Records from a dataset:

▼

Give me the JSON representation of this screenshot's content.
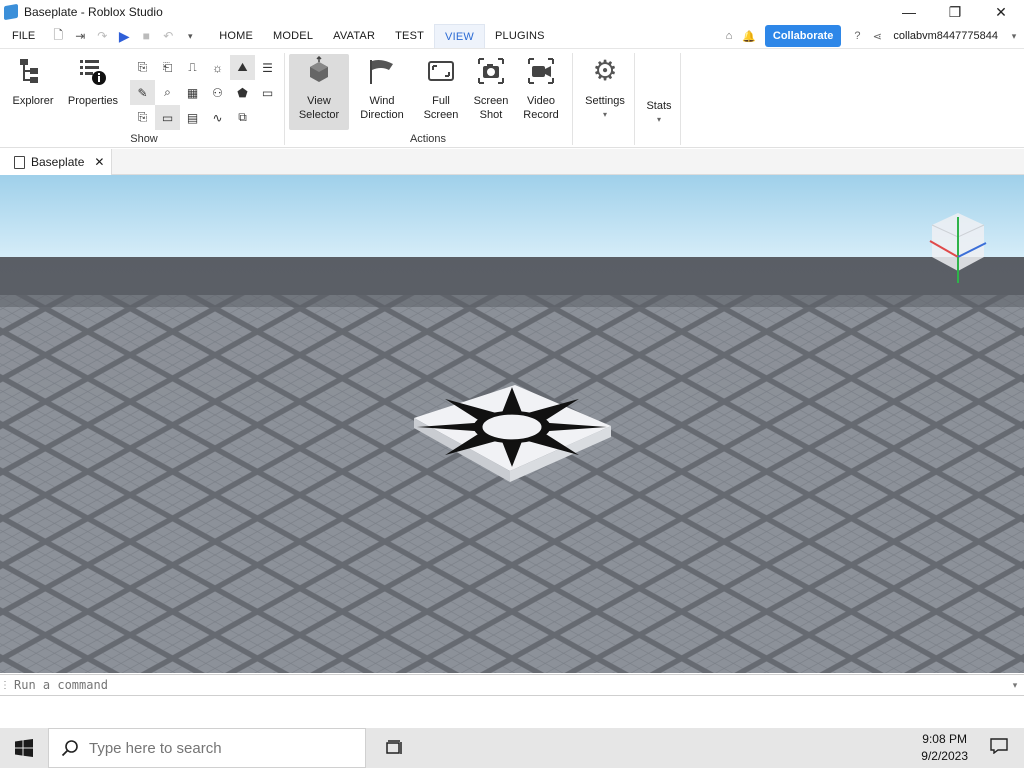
{
  "window": {
    "title": "Baseplate - Roblox Studio",
    "minimize": "—",
    "maximize": "❐",
    "close": "✕"
  },
  "menubar": {
    "file": "FILE",
    "tabs": [
      {
        "label": "HOME"
      },
      {
        "label": "MODEL"
      },
      {
        "label": "AVATAR"
      },
      {
        "label": "TEST"
      },
      {
        "label": "VIEW",
        "active": true
      },
      {
        "label": "PLUGINS"
      }
    ],
    "collaborate": "Collaborate",
    "username": "collabvm8447775844"
  },
  "ribbon": {
    "explorer": "Explorer",
    "properties": "Properties",
    "show_group": "Show",
    "view_selector": [
      "View",
      "Selector"
    ],
    "wind_direction": [
      "Wind",
      "Direction"
    ],
    "full_screen": [
      "Full",
      "Screen"
    ],
    "screen_shot": [
      "Screen",
      "Shot"
    ],
    "video_record": [
      "Video",
      "Record"
    ],
    "actions_group": "Actions",
    "settings": "Settings",
    "stats": "Stats"
  },
  "doc_tab": {
    "label": "Baseplate",
    "close": "✕"
  },
  "command": {
    "placeholder": "Run a command"
  },
  "taskbar": {
    "search_placeholder": "Type here to search",
    "time": "9:08 PM",
    "date": "9/2/2023"
  },
  "colors": {
    "accent": "#2e87e8",
    "sky_top": "#9fd0ea",
    "sky_bottom": "#d4ecf8",
    "floor": "#6a6e75"
  }
}
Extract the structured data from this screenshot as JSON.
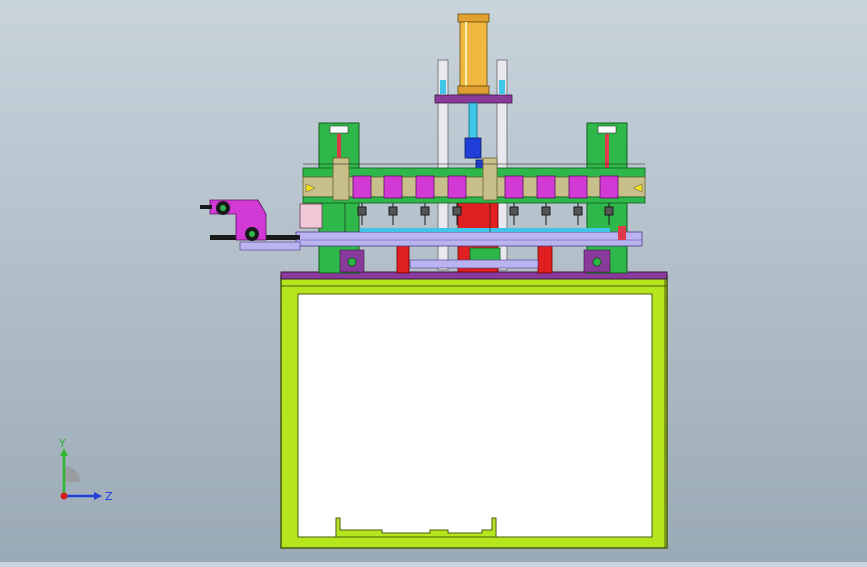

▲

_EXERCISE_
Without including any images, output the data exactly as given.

_RESPONSE TO THIS EXERCISE_
Give me the JSON representation of this screenshot's content.
{
  "window": {
    "title": "Baseplate - Roblox Studio",
    "minimize": "—",
    "maximize": "❐",
    "close": "✕"
  },
  "menubar": {
    "file": "FILE",
    "tabs": [
      {
        "label": "HOME"
      },
      {
        "label": "MODEL"
      },
      {
        "label": "AVATAR"
      },
      {
        "label": "TEST"
      },
      {
        "label": "VIEW",
        "active": true
      },
      {
        "label": "PLUGINS"
      }
    ],
    "collaborate": "Collaborate",
    "username": "collabvm8447775844"
  },
  "ribbon": {
    "explorer": "Explorer",
    "properties": "Properties",
    "show_group": "Show",
    "view_selector": [
      "View",
      "Selector"
    ],
    "wind_direction": [
      "Wind",
      "Direction"
    ],
    "full_screen": [
      "Full",
      "Screen"
    ],
    "screen_shot": [
      "Screen",
      "Shot"
    ],
    "video_record": [
      "Video",
      "Record"
    ],
    "actions_group": "Actions",
    "settings": "Settings",
    "stats": "Stats"
  },
  "doc_tab": {
    "label": "Baseplate",
    "close": "✕"
  },
  "command": {
    "placeholder": "Run a command"
  },
  "taskbar": {
    "search_placeholder": "Type here to search",
    "time": "9:08 PM",
    "date": "9/2/2023"
  },
  "colors": {
    "accent": "#2e87e8",
    "sky_top": "#9fd0ea",
    "sky_bottom": "#d4ecf8",
    "floor": "#6a6e75"
  }
}
Extract the structured data from this screenshot as JSON.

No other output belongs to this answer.